In addition to the main tableau, in which figures interact physically and often with psychological import, there are often subordinate areas of interest on the vases of Exekias. Border decoration, and particularly large, beautifully constructed spirals with palmettes, frame and enliven the compositions. The central tableau is sometimes framed by areas of black, so that it appears suddenly out of the darkness, so to speak. Characteristically, Exekias uses the shape of the vessel, with its curving surface, as a terrain to which the lines and forms of the painting conform. As the viewer contemplates the vase, attention is drawn to the central scene: the game board, the face of Penthesilea, the starry robe of Dionysus, the sword implanted in the earth. On the rounded surface of the vase, this point is seen head on. All the other main lines of the composition either radiate around the thematic center or lead to it as the spokes of a wheel: the spears of the warriors, the curved backs of their hunching forms, the wind-filled sails of the ship and its curved bottom, the circle of dolphins. Other scenes are crowded with figures, such that attention is drawn toward the complex composition itself, or to individual men and women in a chariot or the magnificent horses arranged in groups. A variety of compositional devices are used to brilliant effect in the painting of Exekias, riveting the attention of the viewer, who then lingers to appreciate the finely executed forms and exquisite details.

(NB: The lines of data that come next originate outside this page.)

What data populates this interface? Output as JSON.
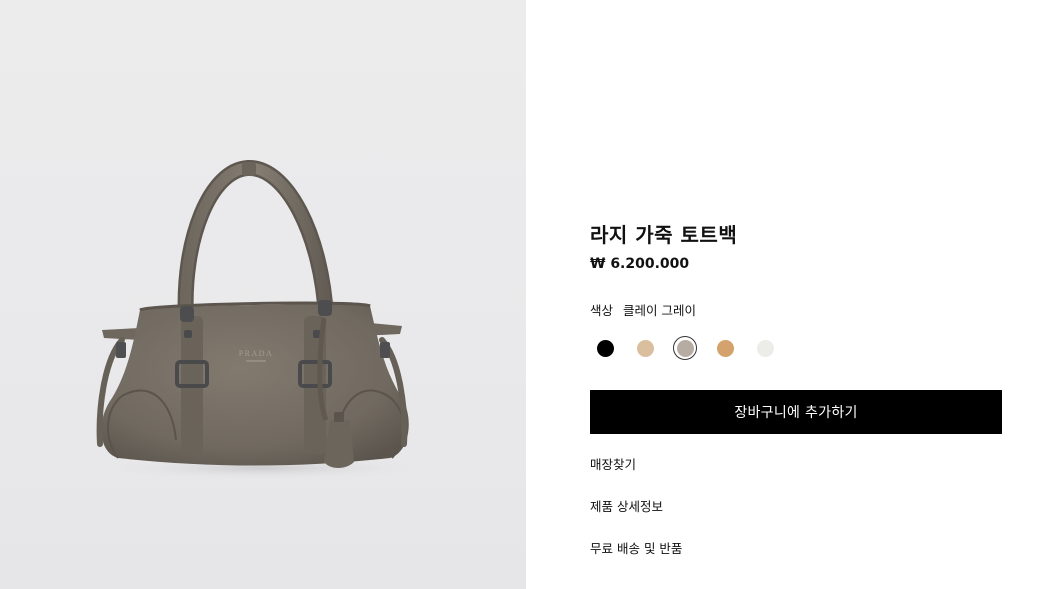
{
  "product": {
    "title": "라지 가죽 토트백",
    "price": "₩ 6.200.000",
    "brand_mark": "PRADA",
    "image": {
      "name": "product-image",
      "colors": {
        "background": "#ebebec",
        "leather": "#726b61",
        "leather_shadow": "#5e584f",
        "hardware": "#4d4d4f"
      }
    }
  },
  "color_selector": {
    "label": "색상",
    "selected_name": "클레이 그레이",
    "swatches": [
      {
        "name": "black",
        "hex": "#000000",
        "selected": false
      },
      {
        "name": "beige",
        "hex": "#d9bf9e",
        "selected": false
      },
      {
        "name": "clay-gray",
        "hex": "#b7aca2",
        "selected": true
      },
      {
        "name": "caramel",
        "hex": "#d3a26d",
        "selected": false
      },
      {
        "name": "white",
        "hex": "#ecece9",
        "selected": false
      }
    ]
  },
  "actions": {
    "add_to_cart": "장바구니에 추가하기"
  },
  "links": {
    "find_store": "매장찾기",
    "product_details": "제품 상세정보",
    "shipping_returns": "무료 배송 및 반품"
  }
}
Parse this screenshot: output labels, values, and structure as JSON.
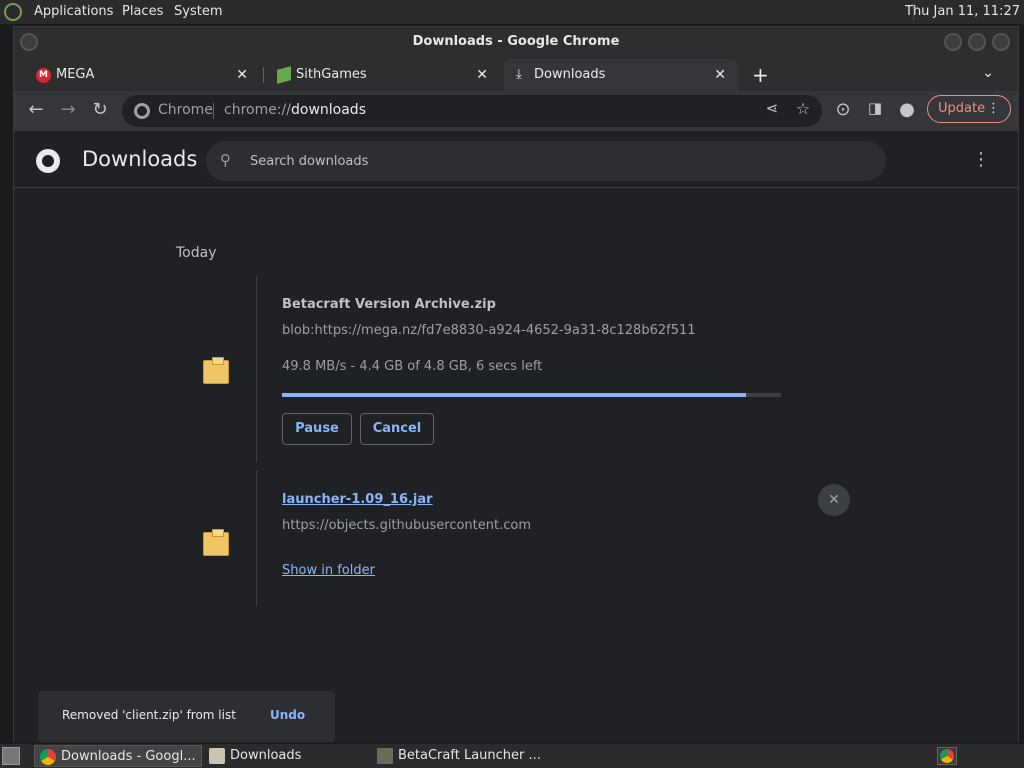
{
  "system_panel": {
    "menus": [
      "Applications",
      "Places",
      "System"
    ],
    "clock": "Thu Jan 11, 11:27"
  },
  "window": {
    "title": "Downloads - Google Chrome"
  },
  "tabs": [
    {
      "title": "MEGA",
      "favicon": "mega-icon",
      "active": false
    },
    {
      "title": "SithGames",
      "favicon": "sithgames-icon",
      "active": false
    },
    {
      "title": "Downloads",
      "favicon": "download-icon",
      "active": true
    }
  ],
  "toolbar": {
    "omnibox_chip": "Chrome",
    "url_scheme": "chrome://",
    "url_host": "downloads",
    "update_label": "Update"
  },
  "downloads_page": {
    "title": "Downloads",
    "search_placeholder": "Search downloads",
    "section_date": "Today",
    "items": [
      {
        "name": "Betacraft Version Archive.zip",
        "source": "blob:https://mega.nz/fd7e8830-a924-4652-9a31-8c128b62f511",
        "status": "49.8 MB/s - 4.4 GB of 4.8 GB, 6 secs left",
        "progress": 0.93,
        "actions": [
          "Pause",
          "Cancel"
        ]
      },
      {
        "name": "launcher-1.09_16.jar",
        "source": "https://objects.githubusercontent.com",
        "link": "Show in folder"
      }
    ]
  },
  "toast": {
    "message": "Removed 'client.zip' from list",
    "action": "Undo"
  },
  "taskbar": {
    "tasks": [
      {
        "label": "Downloads - Googl...",
        "icon": "chrome-icon",
        "active": true
      },
      {
        "label": "Downloads",
        "icon": "folder-icon",
        "active": false
      },
      {
        "label": "BetaCraft Launcher ...",
        "icon": "betacraft-icon",
        "active": false
      }
    ]
  },
  "colors": {
    "accent": "#8ab4f8",
    "update": "#f28b82",
    "background": "#202124"
  }
}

Also characteristic of Exekias is his expert use of line, both in terms of his finely drawn figures and also his carefully incised detail—to delineate hair, beards, unique facial features, aspects of armor and furniture, traits of plants and animals, and particularly the patterns on woven or embroidered garments, which are impressively varied and spectacularly precise. This can be appreciated in the famous Vatican amphora (344), on which Achilles and Ajax are both shown wearing richly ornamented cloaks, with almost every element clearly visible and identifiable despite the small scale. Incised designs include rosettes of various types, swastikas with squared or rounded arms, stars, and loops, arranged in panels divided by bands of many types of geometric decoration. Musculature is deftly executed, as are details of hands, feet, and armor, and hair is precisely drawn with a series of lines that run exactly parallel and end in curls; the facial expressions of the two heroes are likewise perfectly accomplished, so as to indicate, within the conventions of black figure, the intense concentration as shown by the gaze of both players.